Download the appropriate .img file below, unzip it, and burn it to an 8GB or larger SD Card for your SBC using Win32DiskImager or Etcher

 

On your SBCs, it is important to make sure thermal throttling is not occurring (via appropriate heatsinking/fans on the SBC if needed) otherwise sample loss, and hence coherent lock failure may occur.

Raspberry Pi 3 / 4

External WiFi AutoConnect Hotspot: KerberosAndroid
External WiFi AutoConnect Password: KerberosAndroid
External WiFi IP Address: Check WiFi Hotspot Device for assigned IP

Internal WiFi Hotspot: KerberosPi
Internal WiFi Password: KerberosPi
Internal WiFi IP Address: 192.168.4.1 (for VNC, web interface and Android App)

VNC & Linux Username: pi
VNC & Linux Password: raspberry

Internal Hotspot Address for Web Control: IP_ADDR:8080/init
Internal Hotspot Address for Android App: IP_ADDR:8081

Update Notes: Only the latest IMG V1.5 & 1.6 works on the Pi 4. IMG1.6 fixes long term sync stability on the Pi 4, upgrades the web UI, add PR peak hold & improves update rates significantly. 1.6.1 Fixes a HTML bug on the passive radar web display.

Download IMG 1.6.1: https://drive.google.com/open?id=1DhCLYv99QHwpJRM2gvG6UtrIM1RO8_Ua

Download IMG V1.6: https://drive.google.com/open?id=1MK9OiGCznLAv8hENDZoOMKl_F0_GYCZs
Download IMG V1.5: https://drive.google.com/file/d/14AVWcNOKr6wyBtfkwIBFqNrN3d9xAweA/view?usp=sharing
Download IMG V1.4: https://drive.google.com/file/d/1H77bUt9AXVZC8NXvcl0cBubuh9yuMTti/view?usp=sharing
Download IMG V1.3: https://drive.google.com/file/d/1Vwt-bcQNDP6KEWtqdadOdZOT-LBGQXhj/view?usp=sharing

Tinkerboard

External WiFi AutoConnect Hotspot: KerberosAndroid
External WiFi AutoConnect Password: KerberosAndroid
External WiFi IP Address: Check WiFi Hotspot Device for assigned IP

Internal WiFi Hotspot: Kerberos_Tinker
Internal WiFi Password: kerberos
Internal WiFi IP Address: 192.168.4.1 (for VNC, web interface and Android App)
Linux Password: kerberos

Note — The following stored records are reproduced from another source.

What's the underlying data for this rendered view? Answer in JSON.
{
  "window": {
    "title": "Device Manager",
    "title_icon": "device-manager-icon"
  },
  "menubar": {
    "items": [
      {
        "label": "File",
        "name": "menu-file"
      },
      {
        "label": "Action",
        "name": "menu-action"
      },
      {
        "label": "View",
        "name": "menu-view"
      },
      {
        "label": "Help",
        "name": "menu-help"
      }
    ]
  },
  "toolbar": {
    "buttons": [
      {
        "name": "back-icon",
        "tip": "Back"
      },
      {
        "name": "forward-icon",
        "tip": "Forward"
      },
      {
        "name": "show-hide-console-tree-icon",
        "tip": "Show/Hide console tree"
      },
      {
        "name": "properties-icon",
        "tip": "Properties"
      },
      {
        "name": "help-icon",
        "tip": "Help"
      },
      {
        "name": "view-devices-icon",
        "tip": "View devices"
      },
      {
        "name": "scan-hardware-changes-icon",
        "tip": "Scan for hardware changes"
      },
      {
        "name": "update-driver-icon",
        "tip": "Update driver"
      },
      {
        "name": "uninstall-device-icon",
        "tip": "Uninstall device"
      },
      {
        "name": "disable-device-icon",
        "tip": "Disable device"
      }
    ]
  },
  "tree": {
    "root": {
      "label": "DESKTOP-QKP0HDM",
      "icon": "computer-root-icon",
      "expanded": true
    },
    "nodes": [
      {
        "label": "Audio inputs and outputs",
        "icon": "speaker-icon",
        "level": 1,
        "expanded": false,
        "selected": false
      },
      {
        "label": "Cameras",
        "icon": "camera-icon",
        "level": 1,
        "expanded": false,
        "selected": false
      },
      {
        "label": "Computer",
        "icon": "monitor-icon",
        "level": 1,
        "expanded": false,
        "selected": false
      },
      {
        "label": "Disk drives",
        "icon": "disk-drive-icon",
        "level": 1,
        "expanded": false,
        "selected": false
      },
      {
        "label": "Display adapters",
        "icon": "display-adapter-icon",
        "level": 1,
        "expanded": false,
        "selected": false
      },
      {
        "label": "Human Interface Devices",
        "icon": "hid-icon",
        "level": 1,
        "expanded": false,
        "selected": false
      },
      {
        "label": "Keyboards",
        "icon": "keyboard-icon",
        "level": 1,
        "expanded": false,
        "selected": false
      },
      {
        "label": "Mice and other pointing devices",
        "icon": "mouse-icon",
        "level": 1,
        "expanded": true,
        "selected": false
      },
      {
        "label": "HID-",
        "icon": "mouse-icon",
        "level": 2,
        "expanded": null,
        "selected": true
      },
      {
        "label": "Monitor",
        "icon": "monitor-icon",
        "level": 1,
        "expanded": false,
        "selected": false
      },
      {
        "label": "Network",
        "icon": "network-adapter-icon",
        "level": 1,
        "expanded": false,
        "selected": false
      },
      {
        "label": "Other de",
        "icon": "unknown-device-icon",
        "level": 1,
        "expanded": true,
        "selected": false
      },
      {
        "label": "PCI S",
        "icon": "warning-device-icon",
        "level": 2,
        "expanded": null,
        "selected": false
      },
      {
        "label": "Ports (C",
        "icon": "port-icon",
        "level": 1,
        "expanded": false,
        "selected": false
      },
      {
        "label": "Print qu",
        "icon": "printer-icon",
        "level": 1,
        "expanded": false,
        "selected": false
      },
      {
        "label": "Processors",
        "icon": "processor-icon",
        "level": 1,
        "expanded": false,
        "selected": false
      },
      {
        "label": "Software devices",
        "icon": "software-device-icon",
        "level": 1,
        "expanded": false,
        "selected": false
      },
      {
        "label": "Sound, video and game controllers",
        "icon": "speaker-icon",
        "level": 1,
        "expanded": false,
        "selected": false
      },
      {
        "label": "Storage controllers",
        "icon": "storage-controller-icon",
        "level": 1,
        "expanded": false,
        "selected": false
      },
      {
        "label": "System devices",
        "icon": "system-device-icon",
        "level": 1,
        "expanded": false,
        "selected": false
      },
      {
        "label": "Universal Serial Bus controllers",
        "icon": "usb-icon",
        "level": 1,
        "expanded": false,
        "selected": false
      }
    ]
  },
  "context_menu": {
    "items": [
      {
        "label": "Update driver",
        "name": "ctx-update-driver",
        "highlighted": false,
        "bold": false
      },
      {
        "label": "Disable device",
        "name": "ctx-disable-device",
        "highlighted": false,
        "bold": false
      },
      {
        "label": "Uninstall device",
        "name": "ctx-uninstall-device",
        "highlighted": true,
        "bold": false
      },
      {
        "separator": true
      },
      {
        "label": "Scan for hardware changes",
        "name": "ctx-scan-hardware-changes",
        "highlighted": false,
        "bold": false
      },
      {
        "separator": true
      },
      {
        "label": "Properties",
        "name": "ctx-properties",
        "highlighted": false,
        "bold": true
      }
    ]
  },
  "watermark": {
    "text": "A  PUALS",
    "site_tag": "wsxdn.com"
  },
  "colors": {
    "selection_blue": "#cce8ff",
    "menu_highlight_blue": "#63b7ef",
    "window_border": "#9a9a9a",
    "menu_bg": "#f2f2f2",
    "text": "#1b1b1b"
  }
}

Default Internal Hotspot IP address for VNC: IP_ADDR:5900 (no password)

Address for web control: IP_ADDR:8080/init
Address for Android App: IP_ADDR:8081

Download IMG V1.4: https://drive.google.com/open?id=1shO-9xD2prrqGBSg9Zjj5tVCighqPg3p

Download IMG V1.3: https://drive.google.com/file/d/1Btter1AWNWV0VCnXqfosu5E0V6E3RTXO/view?usp=sharing

Note please see our current issues forum thread for any currently known issues.

More information for other Embedit or or pc cyctem follow the link here https://www.rtl-sdr.com/ksdr/

Write a review

Your Name:


Your Review: Note: HTML is not translated!

Rating: Bad           Good

Enter the code in the box below:



Powered By OpenCart
Giga Technology © 2020
The product is currently Out-of-Stock. Enter your email address below and we will notify you as soon as the product is available.

Name
Email